In dictatorships, it is standard operation procedures to detain civil society activists and dissidents. But it is when a nominally democratic state that is supposed to be governed by its core values starts trying to muzzle the media, that there is cause for concern. Recent events prove that you don‚Äôt need a dictator to roll back democracy and try to control the free press. Parallel power centres can easily commandeer the system, and we are threatened by the rise of elected demagogues.
It is not surprising when despots jail journalists and censor media. It is when that happens in what is supposed to be a democracy that it is a serious worry. Nepal‚Äôs political transition is in a prolonged interregnum between two constitutions, and it is in this adjustment period that there is the danger of a return to authoritarianism.

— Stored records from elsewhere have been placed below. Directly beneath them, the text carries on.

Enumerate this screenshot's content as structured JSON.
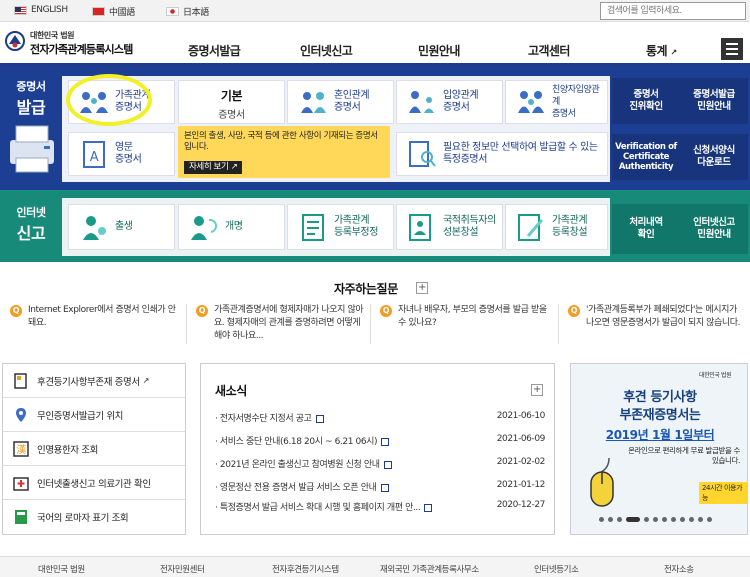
{
  "lang": {
    "en": "ENGLISH",
    "cn": "中國語",
    "jp": "日本語"
  },
  "search": {
    "placeholder": "검색어를 입력하세요."
  },
  "logo": {
    "sub": "대한민국 법원",
    "main": "전자가족관계등록시스템"
  },
  "nav": [
    "증명서발급",
    "인터넷신고",
    "민원안내",
    "고객센터",
    "통계"
  ],
  "ext_mark": "↗",
  "issue": {
    "label_small": "증명서",
    "label_big": "발급",
    "cards": {
      "family": "가족관계\n증명서",
      "basic_t1": "기본",
      "basic_t2": "증명서",
      "marriage": "혼인관계\n증명서",
      "adoption": "입양관계\n증명서",
      "special_adoption": "친양자입양관계\n증명서",
      "english": "영문\n증명서",
      "specific": "필요한 정보만 선택하여 발급할 수 있는\n특정증명서"
    },
    "notice": "본인의 출생, 사망, 국적 등에 관한 사항이 기재되는 증명서입니다.",
    "notice_btn": "자세히 보기",
    "side": [
      "증명서\n진위확인",
      "증명서발급\n민원안내",
      "Verification of\nCertificate\nAuthenticity",
      "신청서양식\n다운로드"
    ]
  },
  "report": {
    "label_small": "인터넷",
    "label_big": "신고",
    "cards": [
      "출생",
      "개명",
      "가족관계\n등록부정정",
      "국적취득자의\n성본창설",
      "가족관계\n등록창설"
    ],
    "side": [
      "처리내역\n확인",
      "인터넷신고\n민원안내"
    ]
  },
  "faq": {
    "title": "자주하는질문",
    "plus": "+",
    "q": "Q",
    "items": [
      "Internet Explorer에서 증명서 인쇄가 안돼요.",
      "가족관계증명서에 형제자매가 나오지 않아요. 형제자매의 관계를 증명하려면 어떻게 해야 하나요...",
      "자녀나 배우자, 부모의 증명서를 발급 받을 수 있나요?",
      "'가족관계등록부가 폐쇄되었다'는 메시지가 나오면 영문증명서가 발급이 되지 않습니다."
    ]
  },
  "quick_links": [
    "후견등기사항부존재 증명서",
    "무인증명서발급기 위치",
    "인명용한자 조회",
    "인터넷출생신고 의료기관 확인",
    "국어의 로마자 표기 조회"
  ],
  "news": {
    "title": "새소식",
    "plus": "+",
    "items": [
      {
        "title": "전자서명수단 지정서 공고",
        "date": "2021-06-10"
      },
      {
        "title": "서비스 중단 안내(6.18 20시 ~ 6.21 06시)",
        "date": "2021-06-09"
      },
      {
        "title": "2021년 온라인 출생신고 참여병원 신청 안내",
        "date": "2021-02-02"
      },
      {
        "title": "영문정산 전용 증명서 발급 서비스 오픈 안내",
        "date": "2021-01-12"
      },
      {
        "title": "특정증명서 발급 서비스 확대 시행 및 홈페이지 개편 안...",
        "date": "2020-12-27"
      }
    ]
  },
  "banner": {
    "org": "대한민국 법원",
    "t1": "후견 등기사항",
    "t2": "부존재증명서는",
    "t3": "2019년 1월 1일부터",
    "t4": "온라인으로 편리하게 무료 발급받을 수 있습니다.",
    "badge": "24시간 이용가능"
  },
  "footer": [
    "대한민국 법원",
    "전자민원센터",
    "전자후견등기시스템",
    "재외국민 가족관계등록사무소",
    "인터넷등기소",
    "전자소송"
  ]
}
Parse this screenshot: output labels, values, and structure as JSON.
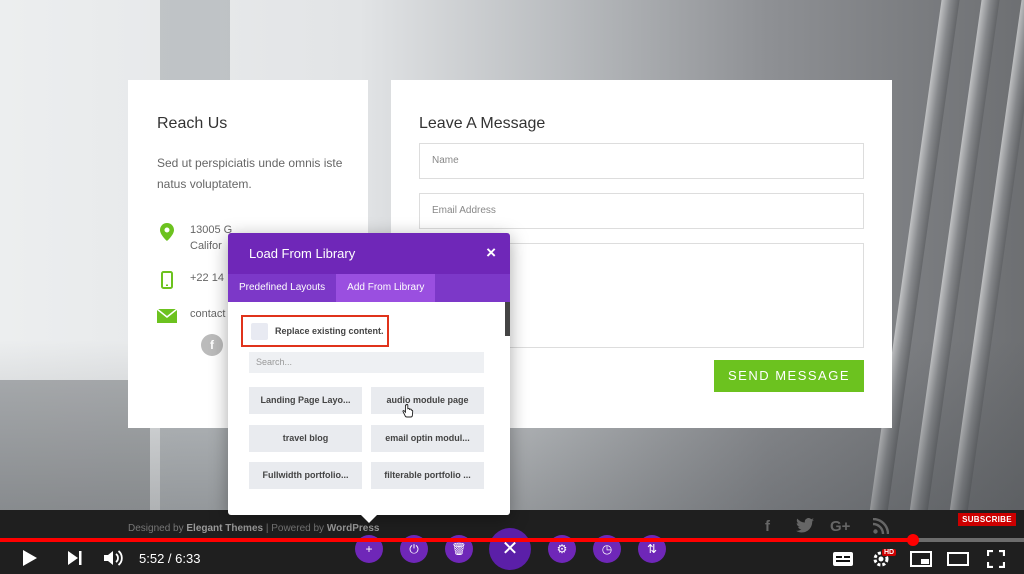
{
  "reach_us": {
    "title": "Reach Us",
    "description": "Sed ut perspiciatis unde omnis iste natus voluptatem.",
    "address_line1": "13005 G",
    "address_line2": "Califor",
    "phone": "+22 14",
    "email": "contact",
    "location_icon": "map-pin-icon",
    "phone_icon": "phone-icon",
    "mail_icon": "envelope-icon",
    "facebook_glyph": "f"
  },
  "leave_message": {
    "title": "Leave A Message",
    "name_placeholder": "Name",
    "email_placeholder": "Email Address",
    "message_placeholder": "",
    "send_label": "SEND MESSAGE"
  },
  "footer": {
    "designed_by": "Designed by",
    "elegant": "Elegant Themes",
    "separator": " | Powered by ",
    "wordpress": "WordPress",
    "social": [
      "f",
      "t",
      "G+",
      "rss"
    ]
  },
  "library_modal": {
    "title": "Load From Library",
    "close_glyph": "×",
    "tabs": [
      {
        "label": "Predefined Layouts",
        "active": false
      },
      {
        "label": "Add From Library",
        "active": true
      }
    ],
    "replace_label": "Replace existing content.",
    "search_placeholder": "Search...",
    "items": [
      "Landing Page Layo...",
      "audio module page",
      "travel blog",
      "email optin modul...",
      "Fullwidth portfolio...",
      "filterable portfolio ..."
    ]
  },
  "builder_bar": {
    "buttons": [
      "+",
      "⏻",
      "🗑",
      "✕",
      "⚙",
      "◷",
      "⇅"
    ]
  },
  "player": {
    "current_time": "5:52",
    "total_time": "6:33",
    "time_display": "5:52 / 6:33",
    "progress": 0.892,
    "subscribe_label": "SUBSCRIBE",
    "hd_label": "HD"
  },
  "colors": {
    "accent_green": "#6cc21f",
    "divi_purple": "#6f27b8",
    "highlight_red": "#e0331b",
    "youtube_red": "#ff0000"
  }
}
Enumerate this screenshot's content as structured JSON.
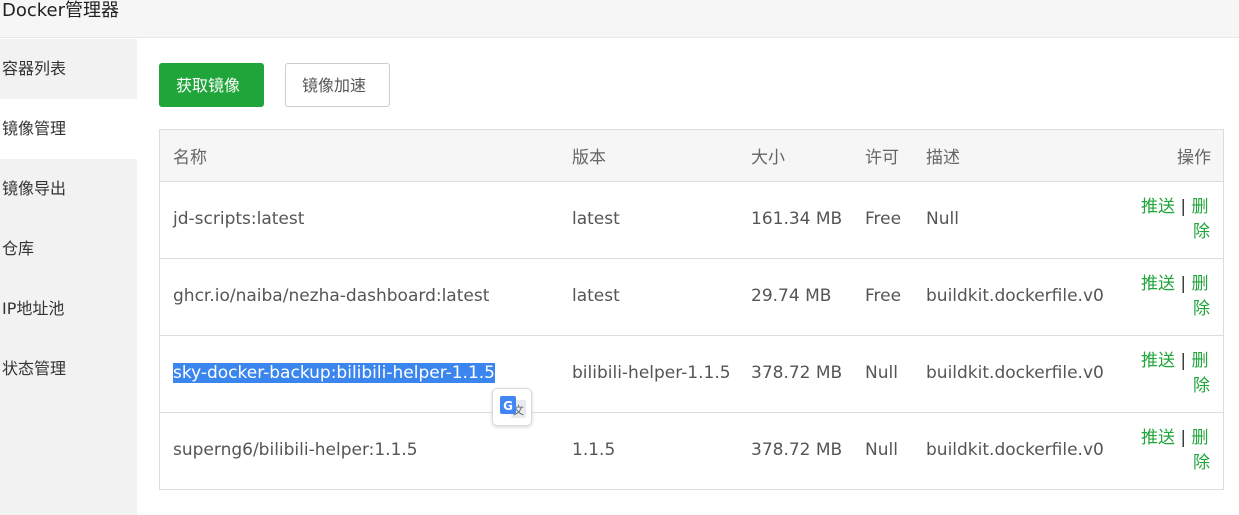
{
  "app": {
    "title": "Docker管理器"
  },
  "sidebar": {
    "items": [
      {
        "label": "容器列表",
        "active": false
      },
      {
        "label": "镜像管理",
        "active": true
      },
      {
        "label": "镜像导出",
        "active": false
      },
      {
        "label": "仓库",
        "active": false
      },
      {
        "label": "IP地址池",
        "active": false
      },
      {
        "label": "状态管理",
        "active": false
      }
    ]
  },
  "toolbar": {
    "get_image_label": "获取镜像",
    "accelerate_label": "镜像加速"
  },
  "table": {
    "headers": {
      "name": "名称",
      "version": "版本",
      "size": "大小",
      "license": "许可",
      "description": "描述",
      "operations": "操作"
    },
    "rows": [
      {
        "name": "jd-scripts:latest",
        "version": "latest",
        "size": "161.34 MB",
        "license": "Free",
        "description": "Null",
        "selected": false
      },
      {
        "name": "ghcr.io/naiba/nezha-dashboard:latest",
        "version": "latest",
        "size": "29.74 MB",
        "license": "Free",
        "description": "buildkit.dockerfile.v0",
        "selected": false
      },
      {
        "name": "sky-docker-backup:bilibili-helper-1.1.5",
        "version": "bilibili-helper-1.1.5",
        "size": "378.72 MB",
        "license": "Null",
        "description": "buildkit.dockerfile.v0",
        "selected": true
      },
      {
        "name": "superng6/bilibili-helper:1.1.5",
        "version": "1.1.5",
        "size": "378.72 MB",
        "license": "Null",
        "description": "buildkit.dockerfile.v0",
        "selected": false
      }
    ],
    "ops": {
      "push": "推送",
      "separator": "|",
      "delete_line1": "删",
      "delete_line2": "除"
    }
  },
  "overlay": {
    "icon": "google-translate-icon"
  },
  "colors": {
    "accent": "#20a53a",
    "selection": "#3b86ee"
  }
}
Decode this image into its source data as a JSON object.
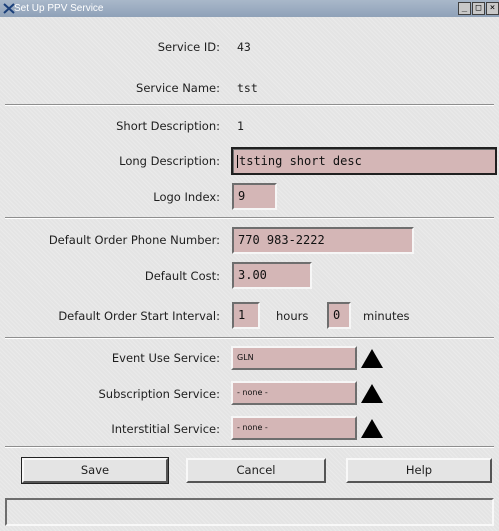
{
  "window": {
    "title": "Set Up PPV Service",
    "controls": [
      "_",
      "□",
      "×"
    ]
  },
  "service": {
    "id_label": "Service ID:",
    "id_value": "43",
    "name_label": "Service Name:",
    "name_value": "tst",
    "short_desc_label": "Short Description:",
    "short_desc_value": "1",
    "long_desc_label": "Long Description:",
    "long_desc_value": "tsting short desc",
    "logo_label": "Logo Index:",
    "logo_value": "9"
  },
  "defaults": {
    "phone_label": "Default Order Phone Number:",
    "phone_value": "770 983-2222",
    "cost_label": "Default Cost:",
    "cost_value": "3.00",
    "interval_label": "Default Order Start Interval:",
    "hours_value": "1",
    "hours_unit": "hours",
    "minutes_value": "0",
    "minutes_unit": "minutes"
  },
  "related": {
    "event_label": "Event Use Service:",
    "event_value": "GLN",
    "subscription_label": "Subscription Service:",
    "subscription_value": "- none -",
    "interstitial_label": "Interstitial Service:",
    "interstitial_value": "- none -"
  },
  "buttons": {
    "save": "Save",
    "cancel": "Cancel",
    "help": "Help"
  },
  "status": {
    "text": ""
  }
}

Through recent history, Nepal has seen various forms of totalitarian rule: a century of the feudal Rana regime, 30 years of an absolute Panchayat monarchy, the authoritarian streak of King Gyanendra who staged a military coup in 2005. In between we have seen two pro-democracy uprisings only to witness those hard-won freedoms frittered away by power-greedy politicians.
When the initial exhilaration of democracy evaporates, cynicism replaces hope, and the people lose their trust in the public officials they elected to power. That is when there is a creeping nostalgia for strongman rule. In Nepal, we see this mindset manifested in support for an executive presidentship in the new constitution, and the public‚Äôs admiration for centralised control as in China, or for leaders like Lee Kuan Yew to steer the country towards prosperity.
But we have tried dictatorships here before, and ended up struggling against them because they were unrepresentative and turned out not to be a very efficient form of governance. They centralised corruption, reduced participation and gave the people no say in how they wanted to be ruled. We hoped for benevolent dictators, but ended up with malevolent ones.
Whenever democracy is in disarray, there is a hankering for strongman rule. And as we saw in the Indian Emergency, a strongman need not be a man. Indira Gandhi‚Äôs experiment with autocracy may not have lasted long because the roots of democracy and press freedom in India went too deep, but there are still intellectual adherents to Indira‚Äôs ‚Äėdisciplinism‚Äô.
And across the world today, we see a similar ideological tilt towards authoritarianism even in supposedly open societies. The rise of the racist right in Europe, the terrifying prospect of Donald Trump being elected to the White House, the self-confessed head of a death squad being elected president of the Philippines, UKIP‚Äôs vision of an independent UK during the Brexit vote, and in our own neighbourhood an increasingly intolerant ruling party that uses religious revivalism as the mantra of power.
Western democracies have a design defect: they allow the freedom to express the most outrageous views. Populist politicians use this to stoke xenophobic fears about migration, crime, terrorism, and the mass media can be manipulated to whip up the electorate. Democracy thus ends up electing demagogues who use nationalism, bigotry and identity politics, especially during times of turmoil.
Jochen Bittner of the German newspaper, Die Zeit, calls this global anti-democratic wave ‚Äėorderism‚Äô ‚ÄĒ it is based on fear and offers stability over freedom and could also be called ‚ÄėPutinism‚Äô. Bittner compares Orderism to the promises of utopia under Communism, and says ‚Äėit is merely a fig leaf for tyranny‚Äô. The enemy is liberal democracy, and in this Putin, Trump, Duterte, and others have a mutual admiration society.
In Nepal, the support for strongman rule stems from 25 years of political instability, unaccountable leadership and democratic decomposition. There is a romantic notion that the Malaysian model of limited democracy would lead the country to economic growth, but we forget that Malaysian Prime Minister Najib today is facing a US Justice Department investigation for one of history‚Äôs biggest corruption scandals.
Absolute power corrupts absolutely, and we see an example of that today in Nepal, too. Our own anti-corruption watchdog is now more powerful than the elected government of the day. It is fashionable thing to say in hoity-toity circles in Kathmandu that Nepalis are too immature and poor to afford democracy. That is natural because the status quo benefits the privileged, genuine democracy would shake things up. The problem is not the system, it is the people who misuse it for personal enrichment and power. Corrupt party apparatchiks, political brokers, and patronage are the real reasons for the state we are in.
The answer is to keep strengthening the pillars of democracy, the institutions that offer the check and balance to a failed Executive and illegitimate centres of power: civil society, mass media, the Judiciary and the Legislature.Go back to previous page